It is commonplace to hear people talk about how Africa produces the world’s largest amounts of cocoa but holds very little market share in the global chocolate market but Oluwajare- the Chocboy- is changing fast redefining that narrative.
Oluwajare Fola-Bolumole, Is the CEO and Chief Chocolatier at The ChocBoy Brand -A Nigerian chocolate company
The Mechanical Engineering graduate from the University of Ibadan has always been a big business enthusiast. “While in the University, I ran a rental service, renting projectors and plastic chairs to departments and fellowships. I also started a network of lesson teachers. All I was about was identifying needs in my environment and sort out ways to solve those I could within my personal capacity. I sold clothes and I had a lot of interest in computers. I had learnt web design while I was in JSS 3 so I also designed website. I am a strong lover of music and typical me, I like to turn what I love into a business so I learnt music production and produced a couple of beats for upcoming acts in the university. I had always loved to create things from what I love.”
The company’s name Chocboy evolved from what people generally called him in the University when he started selling imported chocolate to people who had birthdays and for valentines. “It is short for Chocolate Boy.”
The business was cofounded by Oluwajare and his wife Oluwabunmi Fola-Bolumole Nee Tokun in 2012 and located in Ibadan, Nigeria.
The ChocBoy brand is a chocolate brand that makes chocolates, chocolate treats, chocolatey desserts and all chocolate derivatives. With a vision to turn around the fact that Nigeria grows cocoa, exports it and then imports the derivatives. “We are constantly working to refine cocoa and use every part of it for everything it can be used for.”
“The idea started as a casual conversation in my then girlfriends (who is now my wife) room. Her friend was travelling out to the US and she told her to help buy some chocolates as a gift and I said she should buy a lot more that I will sell it all the next year which was a month away. That is how it all started. I packaged all the imported chocolates and sold them in different packaging for valentines. This was 2011.”
“Starting was very interesting because we basically were importing products then. Funding was basically from friends, family and personal savings. Product development started when we decided it was enough, we were no longer going to be importing products which we had been doing for 3 years. I decided I will learn how to make them myself. Very limited resources were online to learn from but I practiced as much as I could with what I could find. A lot of trial and error and product sampling with family and friends.Eventually I had an opportunity I saw on a training in the US. I signed up for the training and I went to New York to learn chocolate candy production.

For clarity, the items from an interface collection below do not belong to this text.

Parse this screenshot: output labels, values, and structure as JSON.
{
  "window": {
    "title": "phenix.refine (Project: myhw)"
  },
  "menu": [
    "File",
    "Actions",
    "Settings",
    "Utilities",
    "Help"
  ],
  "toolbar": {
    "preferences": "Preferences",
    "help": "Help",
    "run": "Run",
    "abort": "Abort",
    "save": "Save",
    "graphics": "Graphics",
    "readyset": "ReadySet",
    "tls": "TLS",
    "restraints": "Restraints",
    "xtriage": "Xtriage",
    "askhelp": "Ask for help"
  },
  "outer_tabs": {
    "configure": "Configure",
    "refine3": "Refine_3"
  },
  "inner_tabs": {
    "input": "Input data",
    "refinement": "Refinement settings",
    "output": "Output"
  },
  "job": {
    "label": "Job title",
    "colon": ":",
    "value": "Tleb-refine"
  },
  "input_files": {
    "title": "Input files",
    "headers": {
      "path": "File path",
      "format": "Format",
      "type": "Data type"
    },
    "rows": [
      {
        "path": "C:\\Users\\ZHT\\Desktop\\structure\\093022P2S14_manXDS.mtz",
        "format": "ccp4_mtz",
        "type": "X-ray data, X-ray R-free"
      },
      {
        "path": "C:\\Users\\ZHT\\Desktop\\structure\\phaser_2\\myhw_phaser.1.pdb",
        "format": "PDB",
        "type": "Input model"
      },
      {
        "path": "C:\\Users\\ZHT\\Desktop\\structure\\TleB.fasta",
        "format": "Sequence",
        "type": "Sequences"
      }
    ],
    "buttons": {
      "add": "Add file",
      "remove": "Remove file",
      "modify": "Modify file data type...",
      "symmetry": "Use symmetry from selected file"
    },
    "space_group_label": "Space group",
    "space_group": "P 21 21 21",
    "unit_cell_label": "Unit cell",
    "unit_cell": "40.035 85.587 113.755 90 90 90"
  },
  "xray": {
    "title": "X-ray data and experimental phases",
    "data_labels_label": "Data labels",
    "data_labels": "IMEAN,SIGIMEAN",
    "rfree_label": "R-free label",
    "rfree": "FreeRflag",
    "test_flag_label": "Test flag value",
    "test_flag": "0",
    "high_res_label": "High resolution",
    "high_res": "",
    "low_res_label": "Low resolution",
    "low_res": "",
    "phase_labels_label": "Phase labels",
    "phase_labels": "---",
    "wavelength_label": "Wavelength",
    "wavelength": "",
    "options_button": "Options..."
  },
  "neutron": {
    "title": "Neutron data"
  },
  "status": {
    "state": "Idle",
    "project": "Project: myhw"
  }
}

After the training, I came back to Nigeria to come and adapt all I had learnt and modify it for our unique weather condition. Product development took 8 months and by December our annual chocolate party which by then we had done for 3 years, we tested our products with over 4000 people who were in attendance in Ibadan. By the next year April 2016 precisely, we officially launched the products (our chocolate bars). We have them in Milk, White and Dark variants.” Oluwajare says.
“Typical start up challenges. Funds, fear of product acceptance, getting the word out adequately with little funds, power, storage and the likes. Currently we are only working with 5% of our knowledge capacity and this is limited in terms of funding. Loans can be processed but we will need a longer time before we commence paying back so we look out for investments and grants which give us longer time for proof of concept on the larger scale.”
The Chocboy plans to eliminate Nigeria’s dependence on exporting cocoa and importing the derivatives to refining, processing and exporting finished products of cocoa
hence they are proud to have transitioned from being an importer of branded chocolates to being a producer from all the raw materials available here in Nigeria as well as Launching of their chocolate spread and chocolate syrup products.”Value addition might really be more expensive though probably more rewarding. I personally like the whole chain. From the production to value addition I want to do it all.”
Advice to young Agripreneurs
Value addition is lucrative, very lucrative if money is your drive but painstaking if making it quick is how you want to get it. That is the pure truth. Know well that the need for food will never runout or reduce in this world so no matter what part of the chain you want to belong, you are likely to be in high demand for a very long time.